Now I'm up again, having taken an Ibuprofen pill, and having changed the ice again. (Before, I had been using freeze packs from the hospital; now I've switched over to ice inside of a sandwich bag wrapped in a paper towel. I bought a huge pack of party ice from a local store, along the lines of what people normally use to store beer and soda cans in a cooler, so that I won't run out). The deal is that I am supposed to ice constantly and then, 24 hours after after the procedure (so basically, starting tomorrow, probably at around 9am or so), I'm supposed to start taking warm sitz baths for about 20 minutes per bath, 4 times per day in addition to the icing. All of this is to keep the wound site clean and not infected. There is (and is supposed to be) bleeding for this first week, but it is minimal.
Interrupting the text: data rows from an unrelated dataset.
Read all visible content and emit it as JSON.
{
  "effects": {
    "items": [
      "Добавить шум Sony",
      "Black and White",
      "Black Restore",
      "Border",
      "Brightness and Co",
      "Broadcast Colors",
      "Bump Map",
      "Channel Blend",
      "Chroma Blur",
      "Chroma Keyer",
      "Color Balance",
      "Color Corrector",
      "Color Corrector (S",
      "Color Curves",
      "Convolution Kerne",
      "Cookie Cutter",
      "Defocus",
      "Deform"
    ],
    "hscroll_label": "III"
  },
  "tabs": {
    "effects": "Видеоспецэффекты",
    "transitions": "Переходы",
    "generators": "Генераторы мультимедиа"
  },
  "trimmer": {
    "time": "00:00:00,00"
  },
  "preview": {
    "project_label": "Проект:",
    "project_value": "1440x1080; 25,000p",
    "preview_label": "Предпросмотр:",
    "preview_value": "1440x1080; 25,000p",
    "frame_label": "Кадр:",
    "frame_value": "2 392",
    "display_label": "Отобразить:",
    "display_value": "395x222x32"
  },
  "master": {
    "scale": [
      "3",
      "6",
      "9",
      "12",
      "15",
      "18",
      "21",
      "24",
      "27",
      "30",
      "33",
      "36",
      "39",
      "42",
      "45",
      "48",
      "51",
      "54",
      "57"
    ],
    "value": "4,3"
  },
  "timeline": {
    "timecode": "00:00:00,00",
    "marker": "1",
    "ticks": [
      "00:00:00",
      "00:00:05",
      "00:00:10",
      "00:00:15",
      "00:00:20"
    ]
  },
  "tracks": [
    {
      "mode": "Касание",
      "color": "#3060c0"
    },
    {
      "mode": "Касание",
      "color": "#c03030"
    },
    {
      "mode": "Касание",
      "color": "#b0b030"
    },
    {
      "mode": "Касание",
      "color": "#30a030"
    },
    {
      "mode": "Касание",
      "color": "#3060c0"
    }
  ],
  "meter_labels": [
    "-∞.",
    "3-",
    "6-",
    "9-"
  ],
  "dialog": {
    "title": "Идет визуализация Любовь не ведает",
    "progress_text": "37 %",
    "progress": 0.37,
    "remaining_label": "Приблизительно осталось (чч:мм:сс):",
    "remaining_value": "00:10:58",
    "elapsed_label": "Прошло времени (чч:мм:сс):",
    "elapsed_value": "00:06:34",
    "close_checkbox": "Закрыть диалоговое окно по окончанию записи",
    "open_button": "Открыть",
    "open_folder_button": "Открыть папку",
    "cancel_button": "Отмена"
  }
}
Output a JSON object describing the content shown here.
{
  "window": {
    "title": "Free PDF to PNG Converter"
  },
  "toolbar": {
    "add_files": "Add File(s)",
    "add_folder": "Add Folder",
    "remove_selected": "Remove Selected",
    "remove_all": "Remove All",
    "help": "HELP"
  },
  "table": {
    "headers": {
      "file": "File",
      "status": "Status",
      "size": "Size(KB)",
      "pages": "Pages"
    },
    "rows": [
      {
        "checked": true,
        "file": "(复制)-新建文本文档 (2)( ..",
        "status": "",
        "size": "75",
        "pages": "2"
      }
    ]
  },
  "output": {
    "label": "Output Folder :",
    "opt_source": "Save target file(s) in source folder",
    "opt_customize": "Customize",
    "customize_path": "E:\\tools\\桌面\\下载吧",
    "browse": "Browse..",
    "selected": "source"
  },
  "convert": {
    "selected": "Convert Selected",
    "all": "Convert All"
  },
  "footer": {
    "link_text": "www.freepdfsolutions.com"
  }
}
For now, this is manageable. I'm not sure how I"m going to take to being caged up in the house for 6 weeks (I suppose I could walk outside and stand on the porch, but I don't really want to be shuffling to the grocery store or anything like that). I guess I'll be able to experience what Martha Stewart went through- somewhat of a cushy house arrest. My husband is an incredible man, on the positive side of things. When I was groggy coming out of the anesthesia, I felt very sad and kept on saying how "I didn't like playing this game." I was also very bothered by the breathing machine in my nose and kept on bothering the nurse and asking her if I could take it off (I must have asked four times) till I finally could. My husband bought me a stuffed turtle from the gift shop that is super cute, talked to me (he was allowed to see me for five minutes every hour on the hour while I was in the PACU, which is some kind of anesthesia recovery unit), and helped me all the way home and now that I am in home. I am just sitting here in bed and he is the one in charge of bringing me food, setting up my computer, and getting me whatever I need. I am very blessed to have a man like him in my life, and I love him a lot.

So here is hoping that the rest of recovery goes smoothly, that I haven't torn or harmed any of the stitches and that I don't do so, and that things go well!

Saturday, June 15, 2013

More On Surgery

So I'll be having surgery soon.

I have to spend a week on bedrest, and the next five weeks just shuffling around, moving very, very slowly (like a little old man). I have to ice and take sitz baths. I have to take hard drugs (well, if Percocet is considered a hard drug).

I have mixed feelings about all of it.

On the one hand, I want this to be over. The sooner I have the surgery, the sooner I can get to post-surgery, where I work with dilators to stretch the area and can eventually attempt to have non-painful penetrative sex with my husband.

On the other hand, I will be spending six weeks of my life recovering from this operation. Six weeks that will probably be rather lonely. I have TV shows to watch, movies to watch, books to read and so on, but this just isn't my ideal way to spend my time. Especially since I'll need to come up with excuses as to why I'm not available to go out with friends (since I can't explain that I need to shuffle like an old man if I go out with them). At least I was able to take off from work (short term disability is a wonderful thing).

Being rolled around in a wheelchair is not an option because it puts pressure on the site, and the doc really doesn't want me to do that.

So I just hope this all gets better with time.